Quinlan, P., Lane, J., & Aspinall, L. (1997). Effects of hot tea, coffee and water ingestion on physiological responses and mood: the role of caffeine, water and beverage type. Psychopharmacology, 134(2), pp. 164-73.
Quinlan P, Lane J, Aspinall L. Effects of Hot Tea, Coffee and Water Ingestion On Physiological Responses and Mood: the Role of Caffeine, Water and Beverage Type. Psychopharmacology (Berl). 1997;134(2):164-73. PubMed PMID: 9399380.
* Article titles in AMA citation format should be in sentence-case

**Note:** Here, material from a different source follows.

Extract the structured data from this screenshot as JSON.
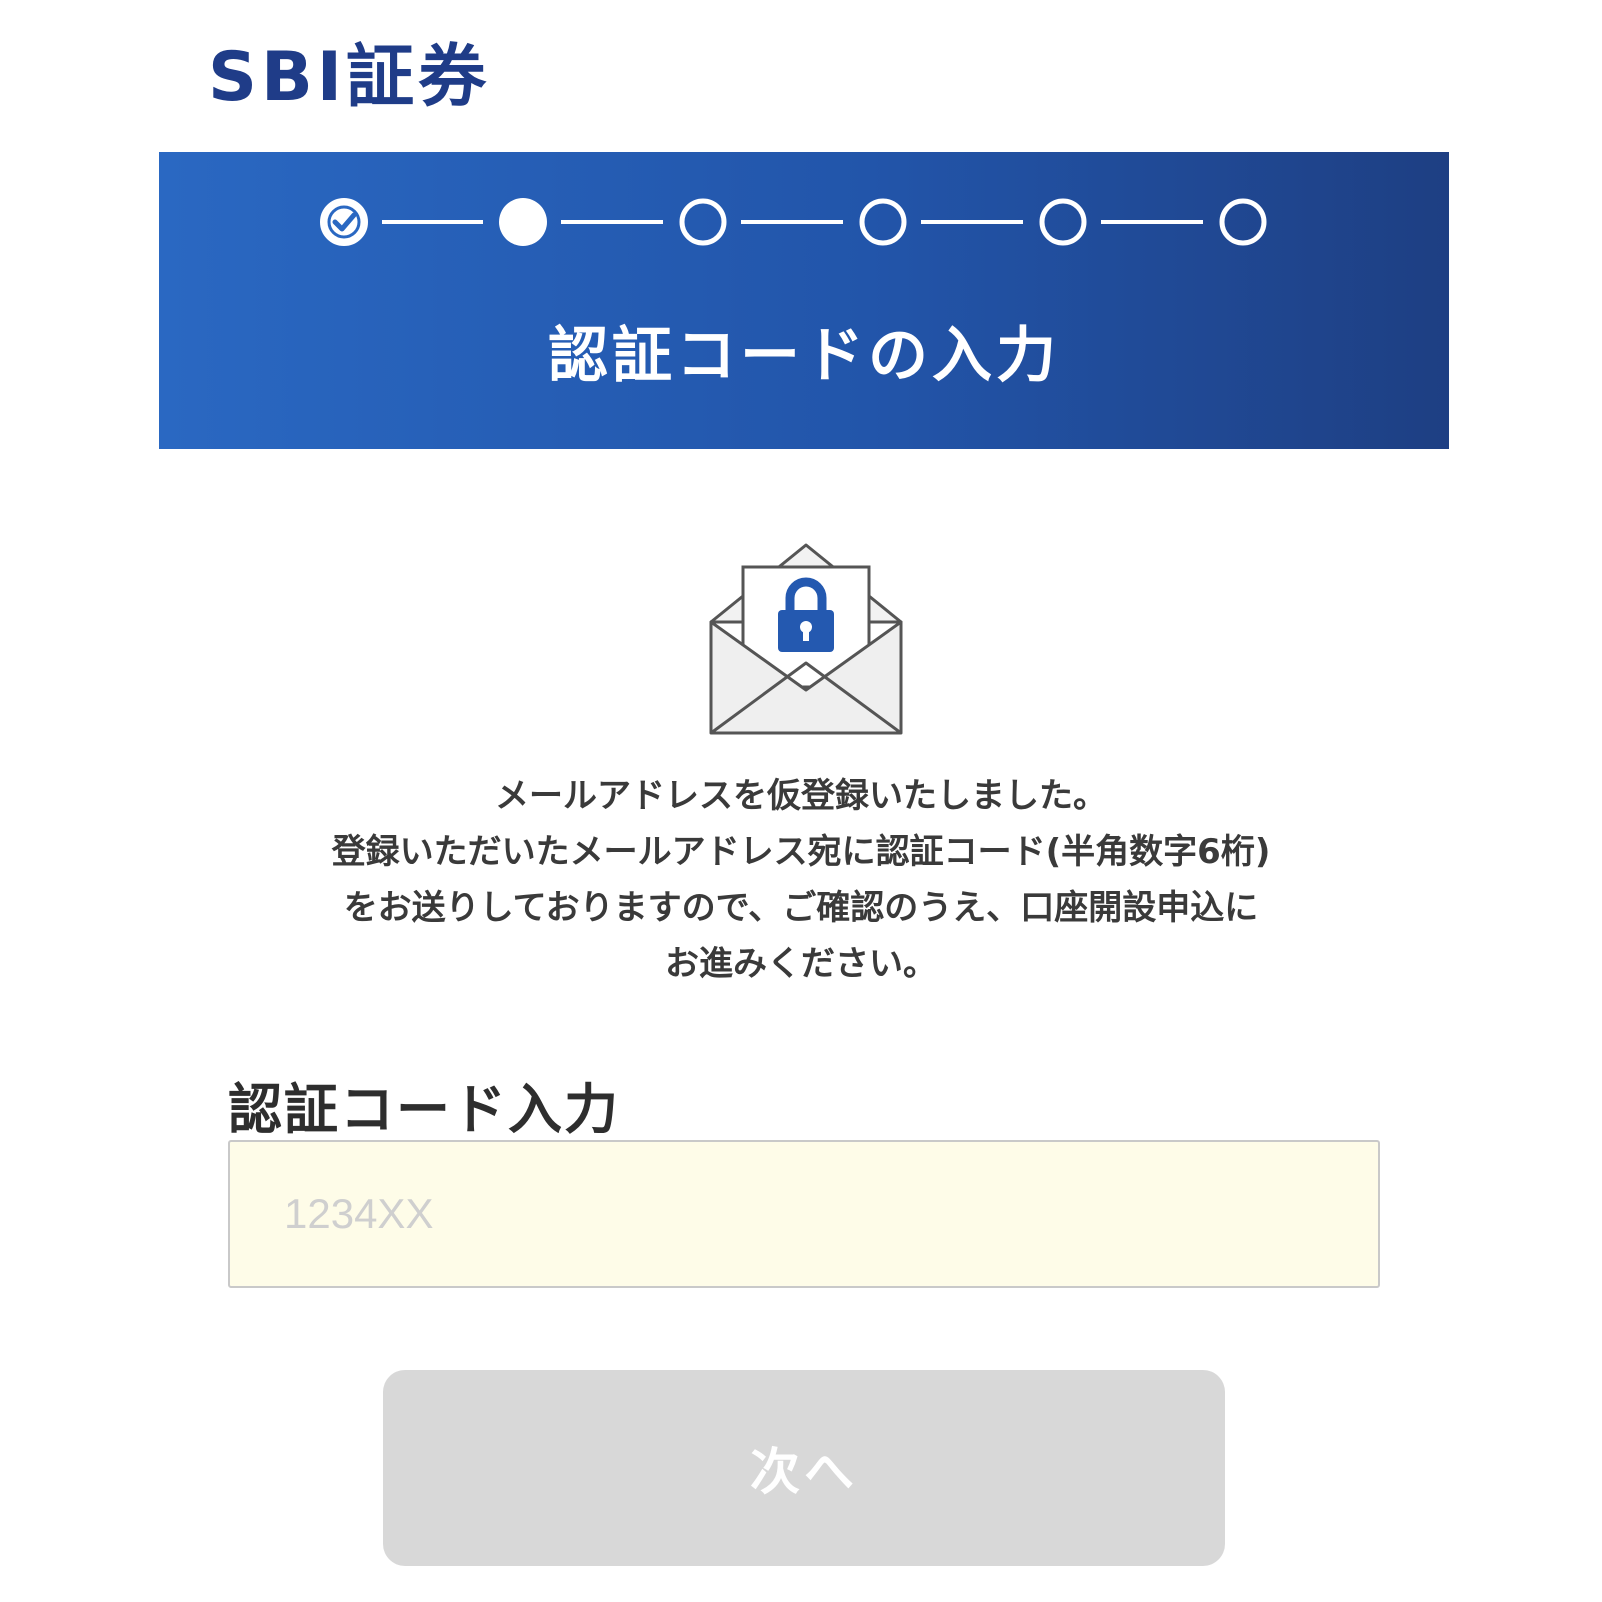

TY - JOUR T1 - Effects of hot tea, coffee and water ingestion on physiological responses and mood: the role of caffeine, water and beverage type. AU - Quinlan,P, AU - Lane,J, AU - Aspinall,L, PY - 1997/12/17/pubmed PY - 1997/12/17/medline PY - 1997/12/17/entrez SP - 164 EP - 73 JF - Psychopharmacology JO - Psychopharmacology (Berl.) VL - 134 IS - 2 N2 - Psychopharmacological studies using caffeinated beverages or caffeine have rarely considered temporal effects on psychological and physiological function or the specific contribution of caffeine, hot water, or beverage type to the observed effects. The effect of 400 ml hot tea, coffee, and water consumption on systolic and diastolic blood pressure (SBP and DBP), heart rate, skin conductance (a measure of sympathetic nervous system activation), skin temperature, salivary cortisol, and mood were monitored in 16 healthy caffeine-withdrawn (14 h) subjects in a complete crossover design. Beverages were ingested with/without 100 mg caffeine and milk (tea/coffee only). Hot beverage ingestion rapidly increased skin conductance and temperature (+1.7 degrees C) with peak effects observed only 10-30 min post-consumption. Caffeine in the beverage rapidly augmented skin conductance responses but, in contrast to the effect of hot water, reduced the skin temperature response and increased SBP (+2.8 mmHg) and DBP (+2.1 mmHg) 30-60 min post-consumption. Both caffeine and milk addition to beverages independently improved mood and reduced anxiety 30 and 60 min post-consumption. Milk addition had no other effects apart from attenuating the transient increase in physiological responses associated with the drinking phase. There were no effects of beverage consumption on salivary cortisol or of beverage vehicle on salivary caffeine levels, the latter indicating that caffeine pharmacokinetics was similar in both tea and coffee, and not different from caffeinated water. In keeping with this, the responses to tea and coffee ingestion were similar and largely accounted for by the effects of hot water and caffeine. However, tea potentiated the increase in skin temperature compared to coffee and water indicative of a greater vasodilatory response plausibly related to the presence of flavonoids in tea. We conclude that ingestion of hot caffeinated beverages stimulates physiological processes faster than hitherto described, primarily via the effects of hot water and caffeine, but with beverage type and milk playing important modulatory roles. SN - 0033-3158 UR - https://www.unboundmedicine.com/medline/citation/9399380/Effects_of_hot_tea_coffee_and_water_ingestion_on_physiological_responses_and_mood:_the_role_of_caffeine_water_and_beverage_type_ L2 - https://dx.doi.org/10.1007/s002130050438 DB - PRIME DP - Unbound Medicine ER -